To pick on the corporate sector, a question raised at the Forum was whether Corporate Social Responsibility (CSR) enables companies to claim they are doing good when really they are simply plundering the juiciest selling points of social enterprise. A session on “Enabling Procurement with Purpose” suggested a way around impact washing. The idea is quite simple: meaningful collaboration between social enterprises and corporates wanting to hit the ‘impact’ market.
Instead of (for example) offering small grants to tick the social responsibilities box, corporates could instead partner with social enterprises that deliver goods and services aligned to their values.
“This is money corporations are spending anyway, and many are not paying enough attention to the social impact they could deliver by simply choosing the right social enterprise suppliers.” - Louise Aitken, GM of Ākina
Not a bad nudge, considering that in the UK the average CSR budget of a FTSE 100 company is £10 million, while its procurement budget is close to £500 million.
The World Forum has been sold to us as the opportunity for Aotearoa to take social enterprise by both hands and thrust it into mainstream society. For a few days, surrounded by waves of people wearing lanyards and massive grins, I got a taster of what this could be like.

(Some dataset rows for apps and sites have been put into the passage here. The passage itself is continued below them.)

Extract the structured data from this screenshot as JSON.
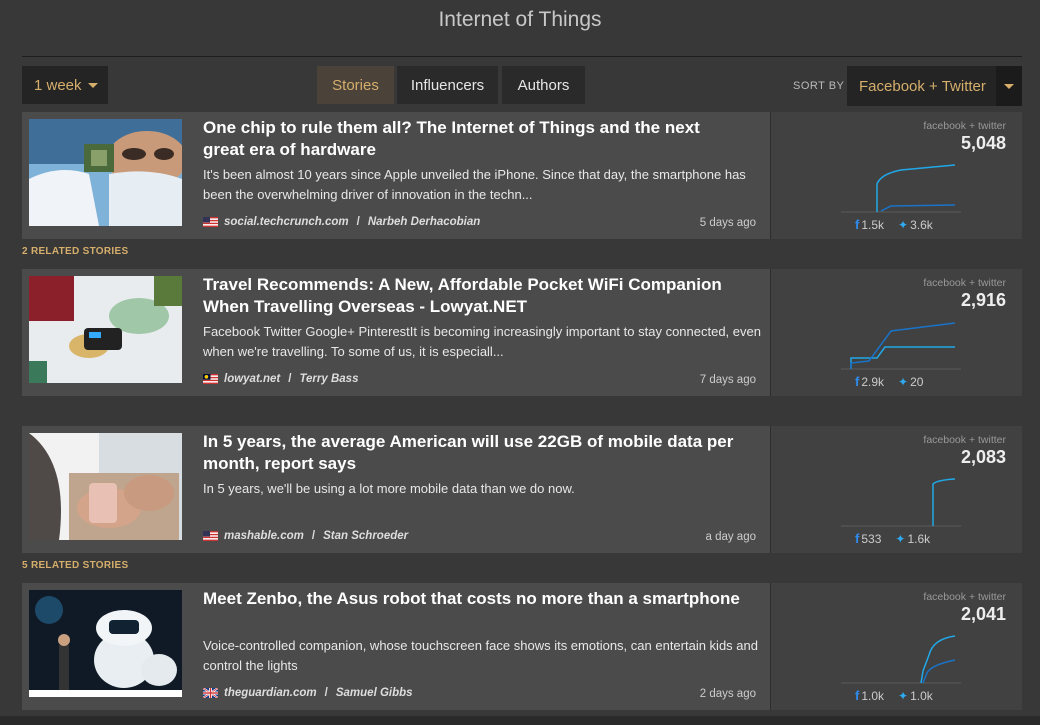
{
  "header": {
    "title": "Internet of Things"
  },
  "filters": {
    "period": "1 week",
    "tabs": [
      {
        "label": "Stories",
        "active": true
      },
      {
        "label": "Influencers",
        "active": false
      },
      {
        "label": "Authors",
        "active": false
      }
    ],
    "sort_label": "SORT BY",
    "sort_value": "Facebook + Twitter"
  },
  "stories": [
    {
      "title": "One chip to rule them all? The Internet of Things and the next great era of hardware",
      "excerpt": "It's been almost 10 years since Apple unveiled the iPhone. Since that day, the smartphone has been the overwhelming driver of innovation in the techn...",
      "domain": "social.techcrunch.com",
      "author": "Narbeh Derhacobian",
      "country": "US",
      "time": "5 days ago",
      "metric_label": "facebook + twitter",
      "total": "5,048",
      "facebook": "1.5k",
      "twitter": "3.6k",
      "related": "2 RELATED STORIES"
    },
    {
      "title": "Travel Recommends: A New, Affordable Pocket WiFi Companion When Travelling Overseas - Lowyat.NET",
      "excerpt": "Facebook Twitter Google+ PinterestIt is becoming increasingly important to stay connected, even when we're travelling. To some of us, it is especiall...",
      "domain": "lowyat.net",
      "author": "Terry Bass",
      "country": "MY",
      "time": "7 days ago",
      "metric_label": "facebook + twitter",
      "total": "2,916",
      "facebook": "2.9k",
      "twitter": "20",
      "related": ""
    },
    {
      "title": "In 5 years, the average American will use 22GB of mobile data per month, report says",
      "excerpt": "In 5 years, we'll be using a lot more mobile data than we do now.",
      "domain": "mashable.com",
      "author": "Stan Schroeder",
      "country": "US",
      "time": "a day ago",
      "metric_label": "facebook + twitter",
      "total": "2,083",
      "facebook": "533",
      "twitter": "1.6k",
      "related": "5 RELATED STORIES"
    },
    {
      "title": "Meet Zenbo, the Asus robot that costs no more than a smartphone",
      "excerpt": "Voice-controlled companion, whose touchscreen face shows its emotions, can entertain kids and control the lights",
      "domain": "theguardian.com",
      "author": "Samuel Gibbs",
      "country": "GB",
      "time": "2 days ago",
      "metric_label": "facebook + twitter",
      "total": "2,041",
      "facebook": "1.0k",
      "twitter": "1.0k",
      "related": ""
    }
  ],
  "colors": {
    "accent": "#d5ae6c",
    "facebook": "#2e8cf0",
    "twitter": "#2eaaf0",
    "sparkline_bright": "#21a8e8",
    "sparkline_dark": "#1a73c8"
  }
}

Inspiration lit up the room, for sure. But failure also made some guest appearances, along with its pal the challenger. And for that reason, I left the Forum with great hope. We are creating our tomorrow with eyes wide open - and may it continue that way.